E. Roth, “Hermann Schaaffhausen,” Leopoldina 29 (1893): 168-173.

Hermann Hüffer, “Hermann Schaaffhausen.” Annalen des Historischen Vereins für den Niederrhein 56 (1893): 189-194.

Rudolf Virchow, “Hermann Schaaffhausen,” Verhandlungen der Berliner Gesellschaft für Anthropologie, Ethnologie und Urgeschichte (1893): 85-86.

Ursula Zängl-Kumpf, Hermann Schaaffhausen (1816–1893) – die Entwicklung einer neuen physischen Anthropologie im 19. Jahrhundert, Frankfurt am Main: R. G. Fischer, 1990.

Ursula Zängl-Kumpf, “Hermann Schaaffhausen (1816-1893) und die frühe Geschichte des Faches Anthropologie.” Anthropologischer Anzeiger 50 (1992): 335-354.

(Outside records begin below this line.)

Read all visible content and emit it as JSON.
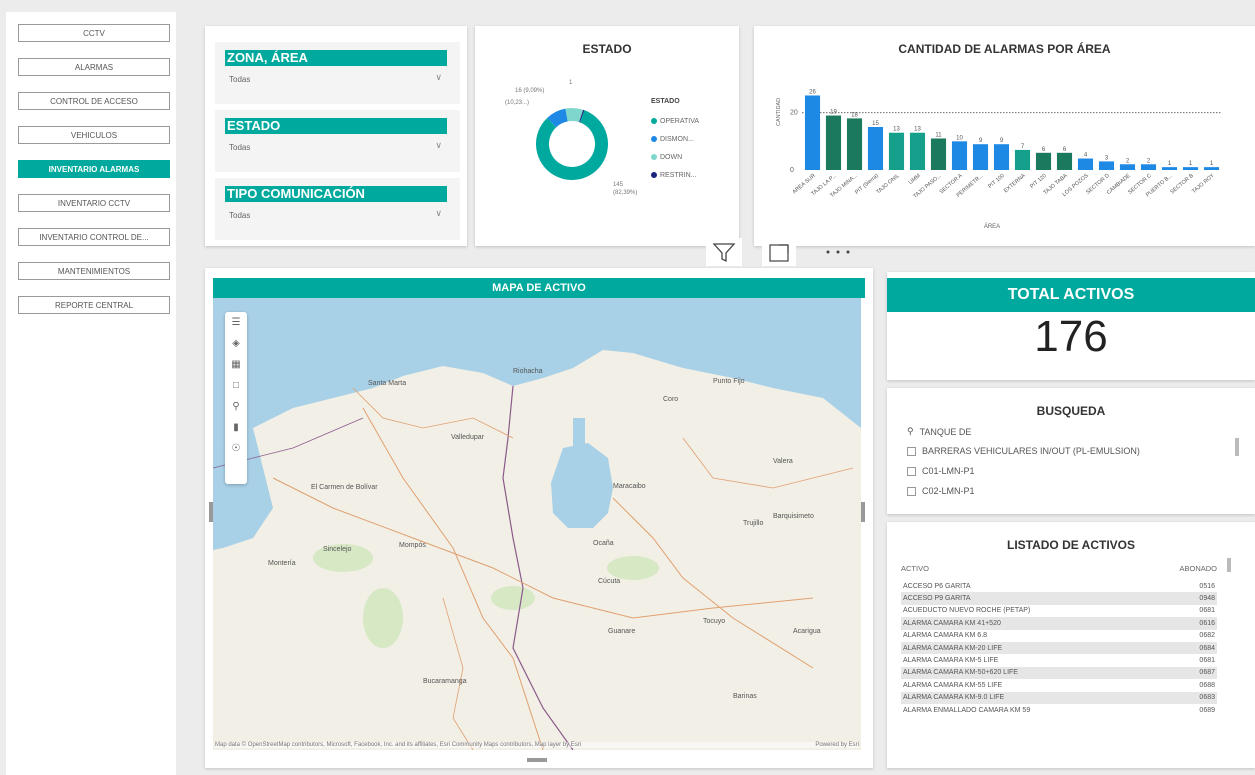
{
  "nav": [
    {
      "label": "CCTV",
      "active": false
    },
    {
      "label": "ALARMAS",
      "active": false
    },
    {
      "label": "CONTROL DE ACCESO",
      "active": false
    },
    {
      "label": "VEHICULOS",
      "active": false
    },
    {
      "label": "INVENTARIO ALARMAS",
      "active": true
    },
    {
      "label": "INVENTARIO CCTV",
      "active": false
    },
    {
      "label": "INVENTARIO CONTROL DE...",
      "active": false
    },
    {
      "label": "MANTENIMIENTOS",
      "active": false
    },
    {
      "label": "REPORTE CENTRAL",
      "active": false
    }
  ],
  "filters": [
    {
      "title": "ZONA, ÁREA",
      "value": "Todas"
    },
    {
      "title": "ESTADO",
      "value": "Todas"
    },
    {
      "title": "TIPO COMUNICACIÓN",
      "value": "Todas"
    }
  ],
  "estado": {
    "title": "ESTADO",
    "legend_title": "ESTADO",
    "labels": {
      "operativa": "145\n(82,39%)",
      "dismon": "16 (9,09%)",
      "down": "(10,23...)",
      "restrin": "1"
    },
    "colors": {
      "operativa": "#00a99d",
      "dismon": "#1e88e5",
      "down": "#7fd6cc",
      "restrin": "#1a237e"
    }
  },
  "chart_data": [
    {
      "type": "pie",
      "title": "ESTADO",
      "categories": [
        "OPERATIVA",
        "DISMON...",
        "DOWN",
        "RESTRIN..."
      ],
      "values": [
        145,
        16,
        14,
        1
      ],
      "legend": "right"
    },
    {
      "type": "bar",
      "title": "CANTIDAD DE ALARMAS POR ÁREA",
      "xlabel": "ÁREA",
      "ylabel": "CANTIDAD",
      "categories": [
        "AREA SUR",
        "TAJO LA P...",
        "TAJO MINA...",
        "PIT (Sierra)",
        "TAJO ONIL",
        "UMM",
        "TAJO PASO...",
        "SECTOR A",
        "PERIMETR...",
        "PIT 100",
        "EXTERNA",
        "PIT 120",
        "TAJO TABA",
        "LOS POZOS",
        "SECTOR D",
        "CAMBIADE",
        "SECTOR C",
        "PUERTO B...",
        "SECTOR B",
        "TAJO ROY"
      ],
      "values": [
        26,
        19,
        18,
        15,
        13,
        13,
        11,
        10,
        9,
        9,
        7,
        6,
        6,
        4,
        3,
        2,
        2,
        1,
        1,
        1
      ],
      "ylim": [
        0,
        30
      ],
      "yticks": [
        "0",
        "20"
      ],
      "reference_line": 20
    }
  ],
  "bar_chart": {
    "title": "CANTIDAD DE ALARMAS POR ÁREA",
    "colors": [
      "#1e88e5",
      "#1b7a5e",
      "#1b7a5e",
      "#1e88e5",
      "#14a08a",
      "#14a08a",
      "#1b7a5e",
      "#1e88e5",
      "#1e88e5",
      "#1e88e5",
      "#14a08a",
      "#1b7a5e",
      "#1b7a5e",
      "#1e88e5",
      "#1e88e5",
      "#1e88e5",
      "#1e88e5",
      "#1e88e5",
      "#1e88e5",
      "#1e88e5"
    ]
  },
  "map": {
    "title": "MAPA DE ACTIVO",
    "labels": [
      "Santa Marta",
      "Riohacha",
      "Valledupar",
      "El Carmen de Bolívar",
      "Maracaibo",
      "Barquisimeto",
      "Coro",
      "Punto Fijo",
      "Montería",
      "Sincelejo",
      "Mompós",
      "Ocaña",
      "Cúcuta",
      "Bucaramanga",
      "Trujillo",
      "Barinas",
      "Valera",
      "Tocuyo",
      "Guanare",
      "Acarigua"
    ],
    "attribution": "Map data © OpenStreetMap contributors, Microsoft, Facebook, Inc. and its affiliates, Esri Community Maps contributors, Map layer by Esri",
    "powered": "Powered by Esri"
  },
  "total": {
    "title": "TOTAL ACTIVOS",
    "value": "176"
  },
  "busqueda": {
    "title": "BUSQUEDA",
    "query": "TANQUE DE",
    "options": [
      "BARRERAS VEHICULARES IN/OUT (PL-EMULSION)",
      "C01-LMN-P1",
      "C02-LMN-P1"
    ]
  },
  "listado": {
    "title": "LISTADO DE ACTIVOS",
    "columns": [
      "ACTIVO",
      "ABONADO"
    ],
    "rows": [
      [
        "ACCESO P6 GARITA",
        "0516"
      ],
      [
        "ACCESO P9 GARITA",
        "0948"
      ],
      [
        "ACUEDUCTO NUEVO ROCHE (PETAP)",
        "0681"
      ],
      [
        "ALARMA CAMARA KM 41+520",
        "0616"
      ],
      [
        "ALARMA CAMARA KM 6.8",
        "0682"
      ],
      [
        "ALARMA CAMARA KM-20 LIFE",
        "0684"
      ],
      [
        "ALARMA CAMARA KM-5 LIFE",
        "0681"
      ],
      [
        "ALARMA CAMARA KM-50+620 LIFE",
        "0687"
      ],
      [
        "ALARMA CAMARA KM-55 LIFE",
        "0688"
      ],
      [
        "ALARMA CAMARA KM-9.0 LIFE",
        "0683"
      ],
      [
        "ALARMA ENMALLADO CAMARA KM 59",
        "0689"
      ]
    ]
  }
}
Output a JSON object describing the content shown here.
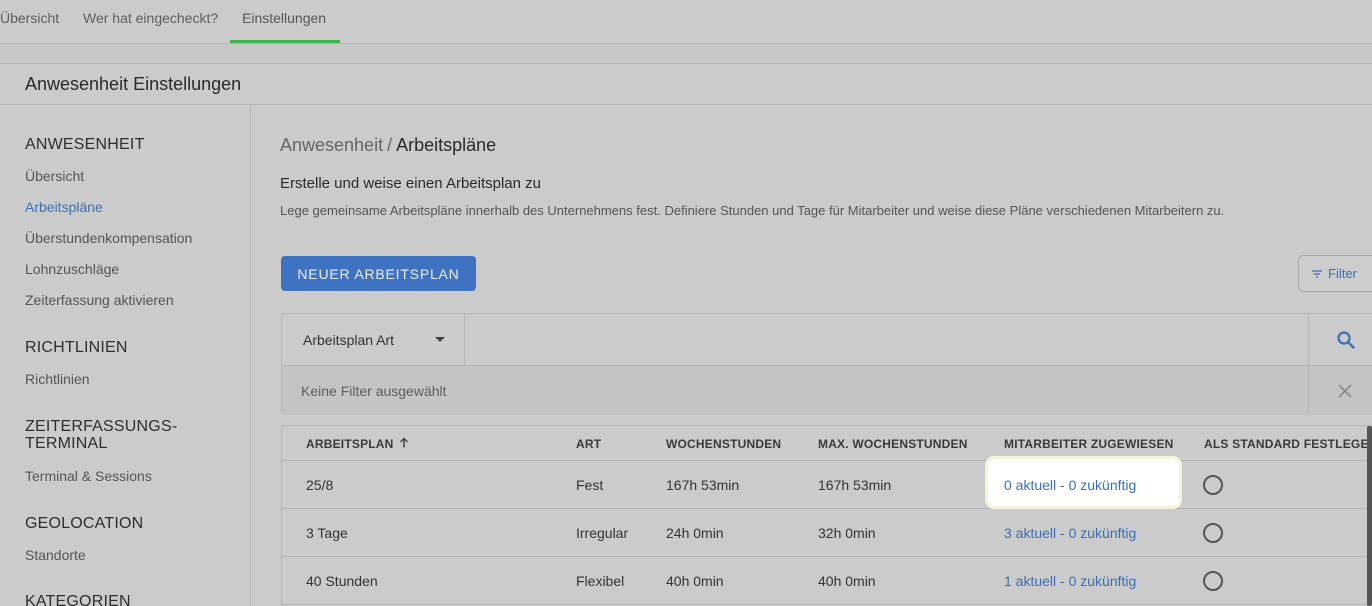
{
  "tabs": {
    "overview": "Übersicht",
    "checked_in": "Wer hat eingecheckt?",
    "settings": "Einstellungen"
  },
  "page": {
    "title": "Anwesenheit Einstellungen"
  },
  "sidebar": {
    "sections": [
      {
        "heading": "ANWESENHEIT",
        "items": [
          "Übersicht",
          "Arbeitspläne",
          "Überstundenkompensation",
          "Lohnzuschläge",
          "Zeiterfassung aktivieren"
        ]
      },
      {
        "heading": "RICHTLINIEN",
        "items": [
          "Richtlinien"
        ]
      },
      {
        "heading_line1": "ZEITERFASSUNGS-",
        "heading_line2": "TERMINAL",
        "items": [
          "Terminal & Sessions"
        ]
      },
      {
        "heading": "GEOLOCATION",
        "items": [
          "Standorte"
        ]
      },
      {
        "heading": "KATEGORIEN"
      }
    ],
    "active_item": "Arbeitspläne"
  },
  "main": {
    "breadcrumb": {
      "parent": "Anwesenheit",
      "separator": "/",
      "current": "Arbeitspläne"
    },
    "section_title": "Erstelle und weise einen Arbeitsplan zu",
    "section_desc": "Lege gemeinsame Arbeitspläne innerhalb des Unternehmens fest. Definiere Stunden und Tage für Mitarbeiter und weise diese Pläne verschiedenen Mitarbeitern zu.",
    "new_button": "NEUER ARBEITSPLAN",
    "filter_button": "Filter"
  },
  "filter": {
    "type_select": "Arbeitsplan Art",
    "search_value": "",
    "no_filter_text": "Keine Filter ausgewählt"
  },
  "table": {
    "headers": [
      "ARBEITSPLAN",
      "ART",
      "WOCHENSTUNDEN",
      "MAX. WOCHENSTUNDEN",
      "MITARBEITER ZUGEWIESEN",
      "ALS STANDARD FESTLEGEN"
    ],
    "rows": [
      {
        "name": "25/8",
        "type": "Fest",
        "hours": "167h 53min",
        "max_hours": "167h 53min",
        "assigned": "0 aktuell - 0 zukünftig"
      },
      {
        "name": "3 Tage",
        "type": "Irregular",
        "hours": "24h 0min",
        "max_hours": "32h 0min",
        "assigned": "3 aktuell - 0 zukünftig"
      },
      {
        "name": "40 Stunden",
        "type": "Flexibel",
        "hours": "40h 0min",
        "max_hours": "40h 0min",
        "assigned": "1 aktuell - 0 zukünftig"
      }
    ]
  },
  "icons": {
    "sort": "arrow-up-icon",
    "search": "search-icon",
    "clear": "close-icon",
    "filter": "filter-lines-icon",
    "caret": "caret-down-icon"
  },
  "colors": {
    "accent_blue": "#3f72c0",
    "link_blue": "#3a6fb8",
    "active_tab_underline": "#3fb24b"
  }
}
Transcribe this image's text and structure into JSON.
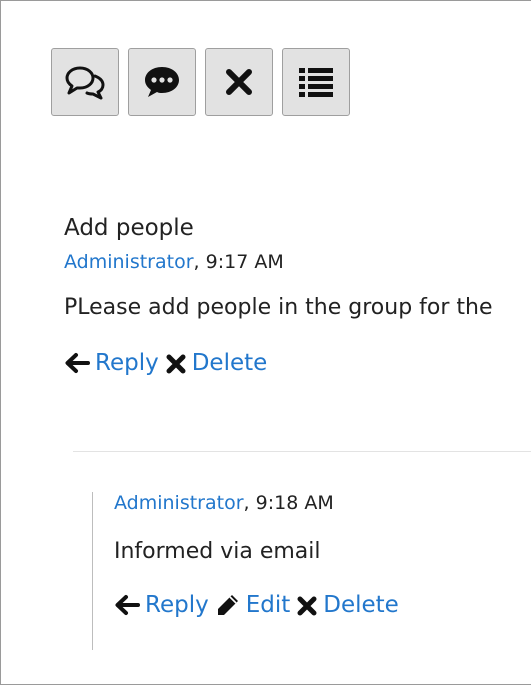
{
  "toolbar": {
    "buttons": [
      {
        "icon": "comments-icon"
      },
      {
        "icon": "comment-icon"
      },
      {
        "icon": "close-icon"
      },
      {
        "icon": "list-icon"
      }
    ]
  },
  "post": {
    "title": "Add people",
    "author": "Administrator",
    "time": ", 9:17 AM",
    "body": "PLease add people in the group for the",
    "actions": {
      "reply_label": "Reply",
      "delete_label": "Delete"
    }
  },
  "reply": {
    "author": "Administrator",
    "time": ", 9:18 AM",
    "body": "Informed via email",
    "actions": {
      "reply_label": "Reply",
      "edit_label": "Edit",
      "delete_label": "Delete"
    }
  },
  "colors": {
    "link": "#2277cc",
    "text": "#222222",
    "button_bg": "#e2e2e2"
  }
}
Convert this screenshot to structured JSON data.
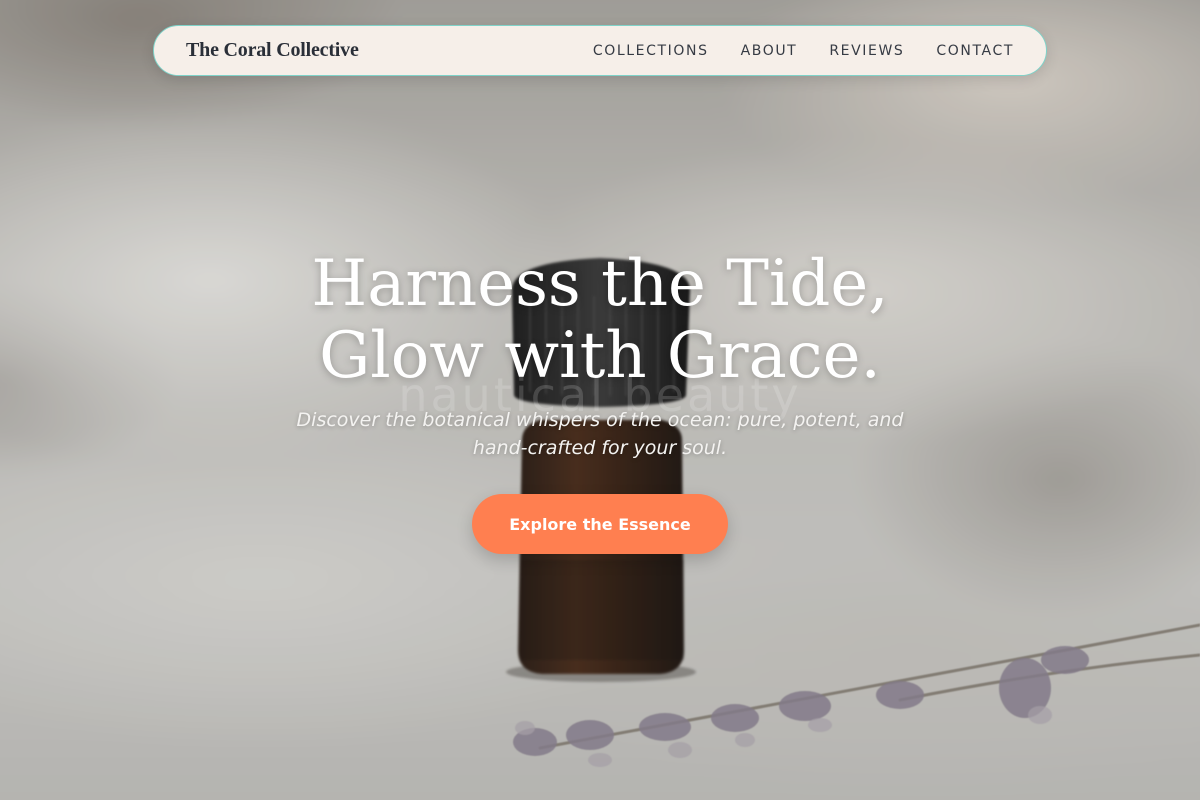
{
  "nav": {
    "brand": "The Coral Collective",
    "links": [
      "COLLECTIONS",
      "ABOUT",
      "REVIEWS",
      "CONTACT"
    ]
  },
  "hero": {
    "title_line1": "Harness the Tide,",
    "title_line2": "Glow with Grace.",
    "ghost_text": "nautical beauty",
    "subtitle": "Discover the botanical whispers of the ocean: pure, potent, and hand-crafted for your soul.",
    "cta_label": "Explore the Essence"
  },
  "colors": {
    "accent": "#ff7f50",
    "nav_background": "#f6efe9",
    "nav_border": "#7fd3c9",
    "text_dark": "#2a2f38"
  },
  "background_image": "amber essential oil bottle on linen cloth with lavender sprigs"
}
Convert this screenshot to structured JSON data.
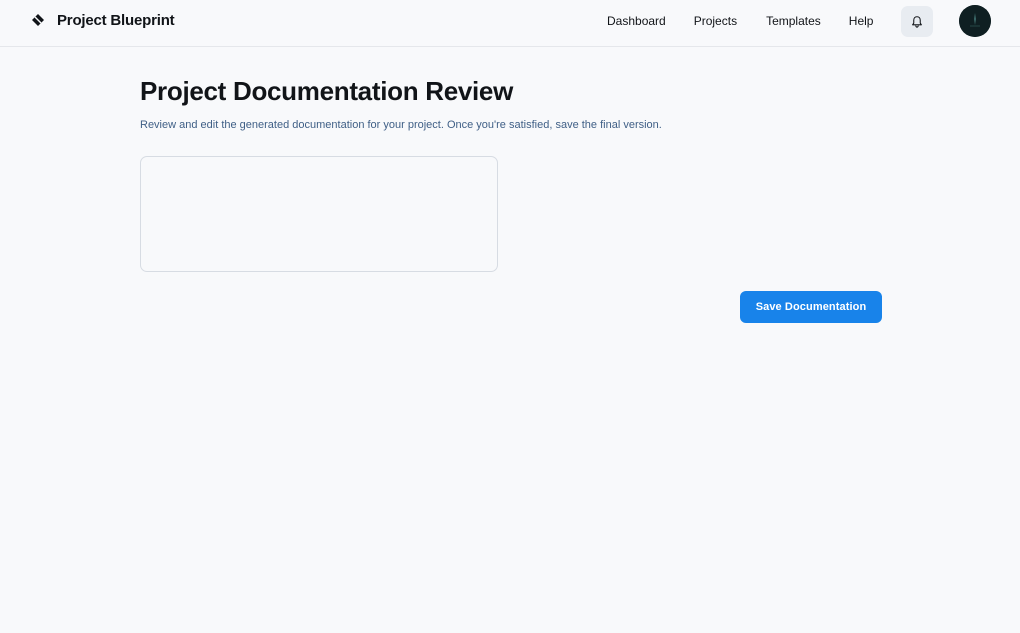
{
  "header": {
    "brand_icon": "diamond-logo-icon",
    "brand_title": "Project Blueprint",
    "nav": [
      {
        "label": "Dashboard"
      },
      {
        "label": "Projects"
      },
      {
        "label": "Templates"
      },
      {
        "label": "Help"
      }
    ],
    "notifications_icon": "bell-icon",
    "avatar_icon": "user-avatar-icon"
  },
  "main": {
    "title": "Project Documentation Review",
    "subtitle": "Review and edit the generated documentation for your project. Once you're satisfied, save the final version.",
    "editor": {
      "value": "",
      "placeholder": ""
    },
    "save_label": "Save Documentation"
  },
  "colors": {
    "background": "#f8f9fb",
    "accent": "#1883ea",
    "subtitle_text": "#3f5f86",
    "bell_button_bg": "#e8ecf1",
    "avatar_bg": "#0f1f22"
  }
}
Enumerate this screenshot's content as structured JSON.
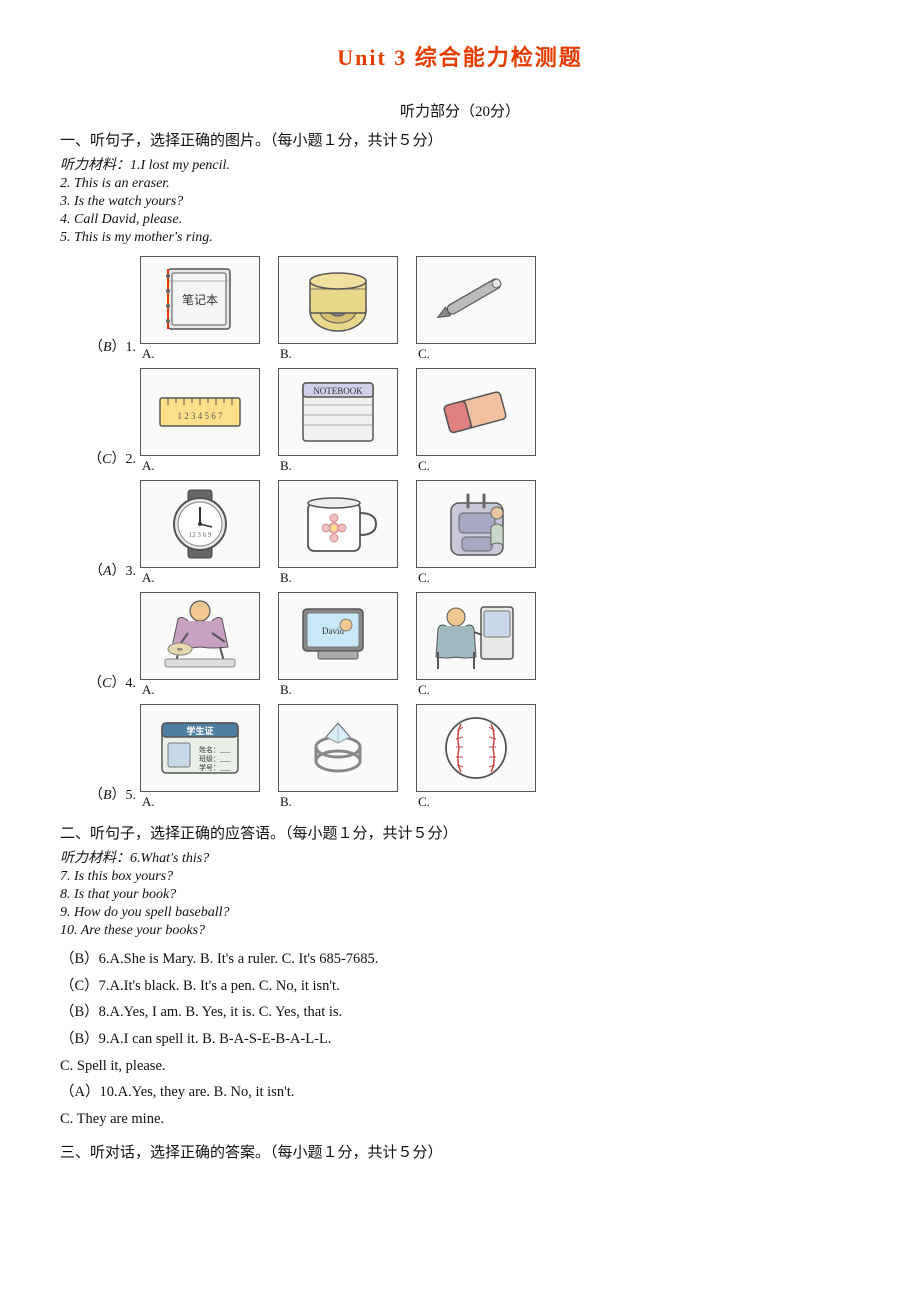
{
  "title": "Unit 3 综合能力检测题",
  "listening_header": "听力部分（20分）",
  "section1": {
    "label": "一、听句子，选择正确的图片。（每小题１分，共计５分）",
    "material_label": "听力材料：",
    "items": [
      "1.I lost my pencil.",
      "2. This is an eraser.",
      "3. Is the watch yours?",
      "4. Call David, please.",
      "5. This is my mother's ring."
    ],
    "rows": [
      {
        "answer": "（B）1.",
        "options": [
          "A.",
          "B.",
          "C."
        ]
      },
      {
        "answer": "（C）2.",
        "options": [
          "A.",
          "B.",
          "C."
        ]
      },
      {
        "answer": "（A）3.",
        "options": [
          "A.",
          "B.",
          "C."
        ]
      },
      {
        "answer": "（C）4.",
        "options": [
          "A.",
          "B.",
          "C."
        ]
      },
      {
        "answer": "（B）5.",
        "options": [
          "A.",
          "B.",
          "C."
        ]
      }
    ]
  },
  "section2": {
    "label": "二、听句子，选择正确的应答语。（每小题１分，共计５分）",
    "material_label": "听力材料：",
    "items": [
      "6.What's this?",
      "7. Is this box yours?",
      "8. Is that your book?",
      "9. How do you spell baseball?",
      "10. Are these your books?"
    ],
    "answers": [
      "（B）6.A.She is Mary.  B. It's a ruler.  C. It's 685-7685.",
      "（C）7.A.It's black.  B. It's a pen.  C. No, it isn't.",
      "（B）8.A.Yes, I am.  B. Yes, it is.  C. Yes, that is.",
      "（B）9.A.I can spell it.             B. B-A-S-E-B-A-L-L.",
      "C. Spell it, please.",
      "（A）10.A.Yes, they are.             B. No, it isn't.",
      "C. They are mine."
    ]
  },
  "section3": {
    "label": "三、听对话，选择正确的答案。（每小题１分，共计５分）"
  }
}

Ursula Zängl-Kumpf, ” Schaaffhausen, Hermann (1816-1893).” In Frank Spencer (ed.). History of Physical Anthropology: An Encyclopedia. 2 vols. New York: Garland Publishing, vol. 2, pp. 909-911.

Ursula Zängl-Kumpf, “Hermann Schaaffhausen (1816-1893) and the Neanderthal Finds of the 19th Century,” in Ralf W. Schmitz (ed.), Neanderthal 1856-2006 (Mainz am Rhein: Verlag Philipp von Zabern, 2006), pp. 45–53.


Share This Book